Research in Motion isn't the only company facing government interference in the United Arab Emirates and other countries over its phone service. In its filing with the SEC to raise up to $100 million through an IPO last week, Internet phone provider Skype pointed out that "certain countries have made the use of one or more of our products illegal or are reported to have prohibited or blocked access to our website."
Among these is the UAE and Egypt. Access to Skype's site and products has reportedly been blocked since 2006 for undisclosed reasons. Numerous VoIP sites have been blocked in connection with a national ban on such applications, according to an August 2009 report by the OpenNet Initiative (ONI), a partnership that tracks the Internet filtering and surveillance practices of countries worldwide.
Skype's IPO filing also states that in March the Egyptian National Telecommunication Regulatory Authority (NTRA) announced it was banning Skype on mobile devices under a law that international calls must pass through a long-distance calling gateway controlled by an Egyptian company.
Skype said it believes its services can still be accessed through fixed broadband and Wi-Fi connections in Egypt.
But unlike RIM's BlackBerry platform, which the UAE, Saudi Arabia and India have recently threatened to ban because it's too closed, issues with Skype likely stem from the very openness of its peer-to-peer technology. Its system relies on the existing Internet connections of its 124 million "connected" users rather than its own network infrastructure.
As a result, "we are unable to determine the exact location of a caller who uses our products to make a call over the Internet," Skype stated in the risk factors section of its filing. "Our customers have the ability to use our products nomadically, meaning that they can log in and use our products from virtually any Internet connection worldwide."
For governments focused on maintaining tight control over broadband access and communications, it's not hard to see how Skype's software would pose a problem. China dealt with that issue by forming a joint venture with Skype called Tom Online that provides it greater oversight of the service in that country.
Through the local version of Skype, the Chinese government kept over a million user records including IP addresses, usernames, and time and date stamps in all the log files that could be decrypted, according to a 2008 ONI report.
For its part, RIM has resisted pressure from governments in the UAE, Saudi Arabia and India to provide more assistance in monitoring email and text messages on BlackBerry phones for security reasons. Unlike other smartphone makers, RIM maintains its own network servers, mainly in Canada, outside the jurisdiction of foreign governments. RIM has also said it can't decrypt its own business users' emails.
However, RIM has reportedly offered information and tools to help India track BlackBerry email and messaging services, according to a Wall Street Journal report on Friday. In a statement released last Thursday, RIM said it would only help carriers meet national security rules, won't provide more access than its competitors and won't change the security architecture of its corporate email servers.
It also said its global standard for legal access requirements, "does not include special deals for specific countries." But if RIM wants to continue doing business in countries with different technology infrastructures and laws governing electronic surveillance, it's hard see how the company won't end up cutting separate deals with each.

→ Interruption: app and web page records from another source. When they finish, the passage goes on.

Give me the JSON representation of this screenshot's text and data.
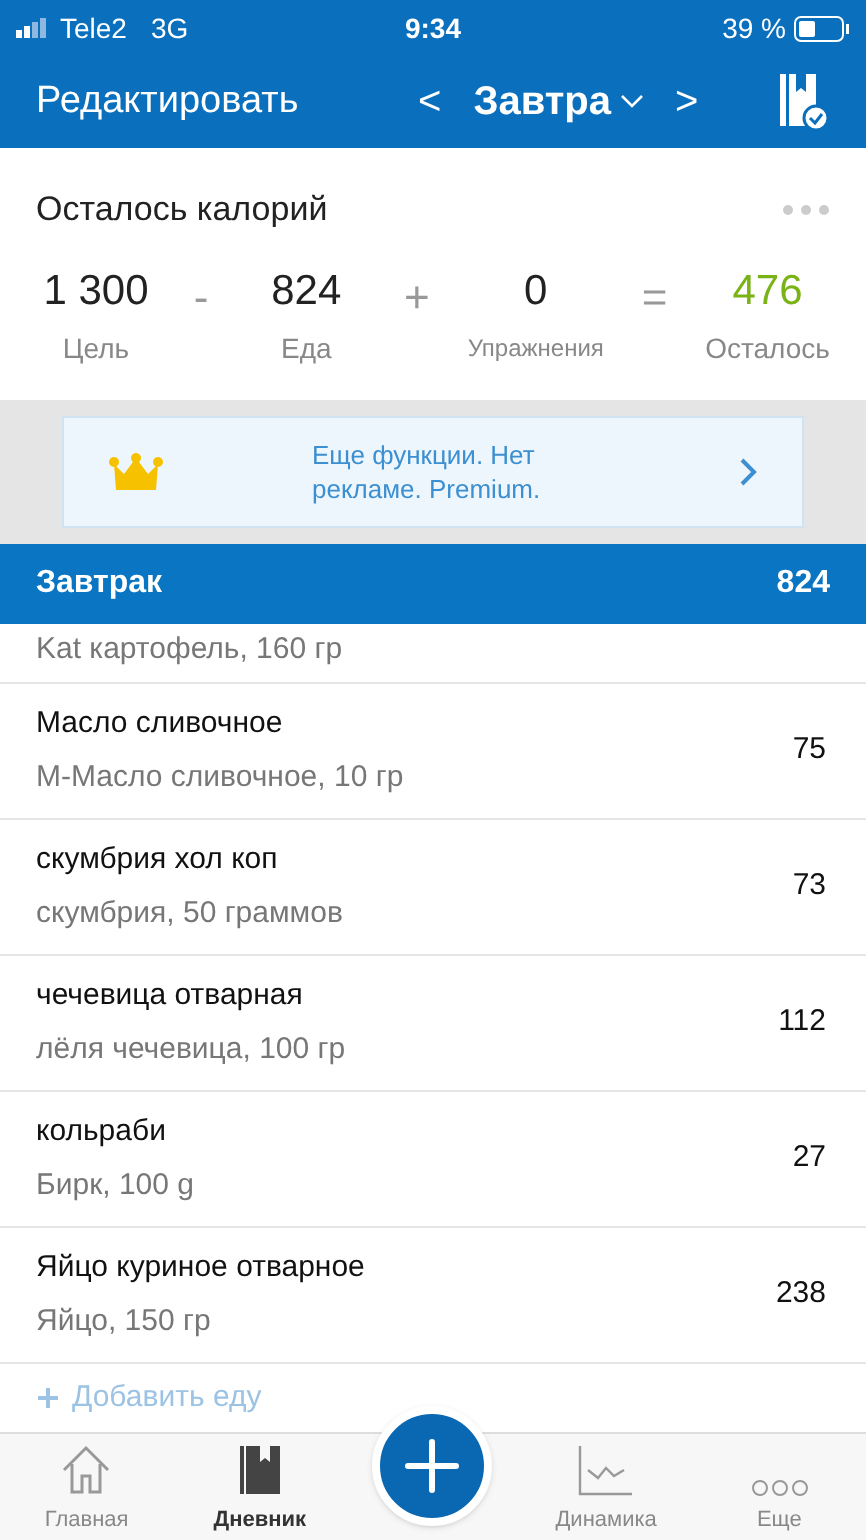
{
  "status_bar": {
    "carrier": "Tele2",
    "network": "3G",
    "time": "9:34",
    "battery": "39 %"
  },
  "nav": {
    "edit": "Редактировать",
    "prev": "<",
    "date": "Завтра",
    "next": ">"
  },
  "summary": {
    "title": "Осталось калорий",
    "terms": [
      {
        "kind": "value",
        "value": "1 300",
        "label": "Цель"
      },
      {
        "kind": "operator",
        "value": "-"
      },
      {
        "kind": "value",
        "value": "824",
        "label": "Еда"
      },
      {
        "kind": "operator",
        "value": "+"
      },
      {
        "kind": "value",
        "value": "0",
        "label": "Упражнения"
      },
      {
        "kind": "operator",
        "value": "="
      },
      {
        "kind": "result",
        "value": "476",
        "label": "Осталось"
      }
    ]
  },
  "promo": {
    "text": "Еще функции. Нет рекламе. Premium."
  },
  "meal": {
    "name": "Завтрак",
    "calories": "824"
  },
  "partial_entry": {
    "detail": "Kat картофель, 160 гр"
  },
  "entries": [
    {
      "name": "Масло сливочное",
      "detail": "М-Масло сливочное, 10 гр",
      "calories": "75"
    },
    {
      "name": "скумбрия хол коп",
      "detail": "скумбрия, 50 граммов",
      "calories": "73"
    },
    {
      "name": "чечевица отварная",
      "detail": "лёля чечевица, 100 гр",
      "calories": "112"
    },
    {
      "name": "кольраби",
      "detail": "Бирк, 100 g",
      "calories": "27"
    },
    {
      "name": "Яйцо куриное отварное",
      "detail": "Яйцо, 150 гр",
      "calories": "238"
    }
  ],
  "add_food": "Добавить еду",
  "tabs": [
    {
      "kind": "home",
      "label": "Главная",
      "selected": false
    },
    {
      "kind": "diary",
      "label": "Дневник",
      "selected": true
    },
    {
      "kind": "add"
    },
    {
      "kind": "progress",
      "label": "Динамика",
      "selected": false
    },
    {
      "kind": "more",
      "label": "Еще",
      "selected": false
    }
  ]
}
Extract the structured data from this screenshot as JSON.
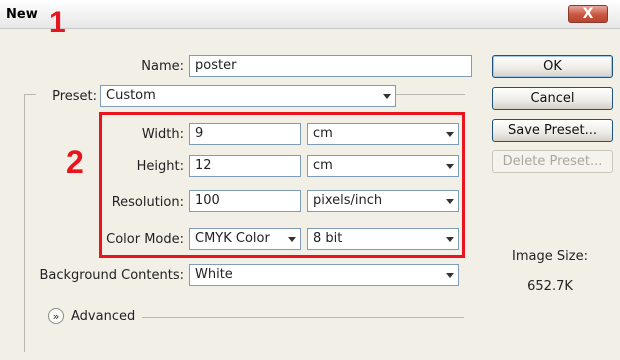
{
  "dialog": {
    "title": "New",
    "close_label": "X"
  },
  "annotations": {
    "one": "1",
    "two": "2"
  },
  "form": {
    "name_label": "Name:",
    "name_value": "poster",
    "preset_label": "Preset:",
    "preset_value": "Custom",
    "width_label": "Width:",
    "width_value": "9",
    "width_unit": "cm",
    "height_label": "Height:",
    "height_value": "12",
    "height_unit": "cm",
    "resolution_label": "Resolution:",
    "resolution_value": "100",
    "resolution_unit": "pixels/inch",
    "color_mode_label": "Color Mode:",
    "color_mode_value": "CMYK Color",
    "bit_depth_value": "8 bit",
    "background_label": "Background Contents:",
    "background_value": "White",
    "advanced_label": "Advanced"
  },
  "buttons": {
    "ok": "OK",
    "cancel": "Cancel",
    "save_preset": "Save Preset...",
    "delete_preset": "Delete Preset..."
  },
  "image_size": {
    "label": "Image Size:",
    "value": "652.7K"
  },
  "colors": {
    "highlight": "#e8141e",
    "close": "#c8553f"
  }
}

As Skype acknowledges in its IPO filing, "the scope of applicability and level of sophistication of such regulations vary greatly from country to country." But with its focus on corporate users, deeper pockets and a bigger brand, RIM is in a better position to negotiate with foreign governments over the form and extent of its compliance than a young, albeit fast-growing, company like Skype.